::: Data :::
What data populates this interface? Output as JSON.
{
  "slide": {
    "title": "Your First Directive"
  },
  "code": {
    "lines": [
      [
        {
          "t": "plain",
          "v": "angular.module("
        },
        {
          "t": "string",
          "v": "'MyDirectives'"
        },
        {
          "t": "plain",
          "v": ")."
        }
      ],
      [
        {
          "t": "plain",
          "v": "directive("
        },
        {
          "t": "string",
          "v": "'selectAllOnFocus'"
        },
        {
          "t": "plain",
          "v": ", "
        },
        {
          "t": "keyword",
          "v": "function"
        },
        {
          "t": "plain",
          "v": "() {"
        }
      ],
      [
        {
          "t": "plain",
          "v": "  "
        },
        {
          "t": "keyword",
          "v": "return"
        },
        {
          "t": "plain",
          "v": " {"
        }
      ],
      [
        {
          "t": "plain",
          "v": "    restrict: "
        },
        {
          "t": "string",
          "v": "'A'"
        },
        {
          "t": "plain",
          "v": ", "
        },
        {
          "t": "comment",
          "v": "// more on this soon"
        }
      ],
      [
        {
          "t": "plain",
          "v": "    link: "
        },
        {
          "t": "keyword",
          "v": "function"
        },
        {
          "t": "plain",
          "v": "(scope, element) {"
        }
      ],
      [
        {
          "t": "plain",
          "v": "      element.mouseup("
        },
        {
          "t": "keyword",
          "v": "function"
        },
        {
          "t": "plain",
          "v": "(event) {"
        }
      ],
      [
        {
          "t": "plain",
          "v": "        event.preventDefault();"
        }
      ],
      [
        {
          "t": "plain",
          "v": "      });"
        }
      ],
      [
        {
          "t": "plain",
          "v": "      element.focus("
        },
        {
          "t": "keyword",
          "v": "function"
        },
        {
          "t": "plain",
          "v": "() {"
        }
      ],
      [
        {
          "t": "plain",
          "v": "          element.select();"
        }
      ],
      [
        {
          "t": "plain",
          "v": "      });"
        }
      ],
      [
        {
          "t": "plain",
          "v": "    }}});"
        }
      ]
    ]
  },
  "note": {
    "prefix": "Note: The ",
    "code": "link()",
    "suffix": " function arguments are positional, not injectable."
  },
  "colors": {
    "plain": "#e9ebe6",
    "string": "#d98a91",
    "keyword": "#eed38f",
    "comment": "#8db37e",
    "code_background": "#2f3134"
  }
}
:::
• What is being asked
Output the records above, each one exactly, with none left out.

• Answer to the exercise
What data populates this interface? Output as JSON.
{
  "slide": {
    "title": "Your First Directive"
  },
  "code": {
    "lines": [
      [
        {
          "t": "plain",
          "v": "angular.module("
        },
        {
          "t": "string",
          "v": "'MyDirectives'"
        },
        {
          "t": "plain",
          "v": ")."
        }
      ],
      [
        {
          "t": "plain",
          "v": "directive("
        },
        {
          "t": "string",
          "v": "'selectAllOnFocus'"
        },
        {
          "t": "plain",
          "v": ", "
        },
        {
          "t": "keyword",
          "v": "function"
        },
        {
          "t": "plain",
          "v": "() {"
        }
      ],
      [
        {
          "t": "plain",
          "v": "  "
        },
        {
          "t": "keyword",
          "v": "return"
        },
        {
          "t": "plain",
          "v": " {"
        }
      ],
      [
        {
          "t": "plain",
          "v": "    restrict: "
        },
        {
          "t": "string",
          "v": "'A'"
        },
        {
          "t": "plain",
          "v": ", "
        },
        {
          "t": "comment",
          "v": "// more on this soon"
        }
      ],
      [
        {
          "t": "plain",
          "v": "    link: "
        },
        {
          "t": "keyword",
          "v": "function"
        },
        {
          "t": "plain",
          "v": "(scope, element) {"
        }
      ],
      [
        {
          "t": "plain",
          "v": "      element.mouseup("
        },
        {
          "t": "keyword",
          "v": "function"
        },
        {
          "t": "plain",
          "v": "(event) {"
        }
      ],
      [
        {
          "t": "plain",
          "v": "        event.preventDefault();"
        }
      ],
      [
        {
          "t": "plain",
          "v": "      });"
        }
      ],
      [
        {
          "t": "plain",
          "v": "      element.focus("
        },
        {
          "t": "keyword",
          "v": "function"
        },
        {
          "t": "plain",
          "v": "() {"
        }
      ],
      [
        {
          "t": "plain",
          "v": "          element.select();"
        }
      ],
      [
        {
          "t": "plain",
          "v": "      });"
        }
      ],
      [
        {
          "t": "plain",
          "v": "    }}});"
        }
      ]
    ]
  },
  "note": {
    "prefix": "Note: The ",
    "code": "link()",
    "suffix": " function arguments are positional, not injectable."
  },
  "colors": {
    "plain": "#e9ebe6",
    "string": "#d98a91",
    "keyword": "#eed38f",
    "comment": "#8db37e",
    "code_background": "#2f3134"
  }
}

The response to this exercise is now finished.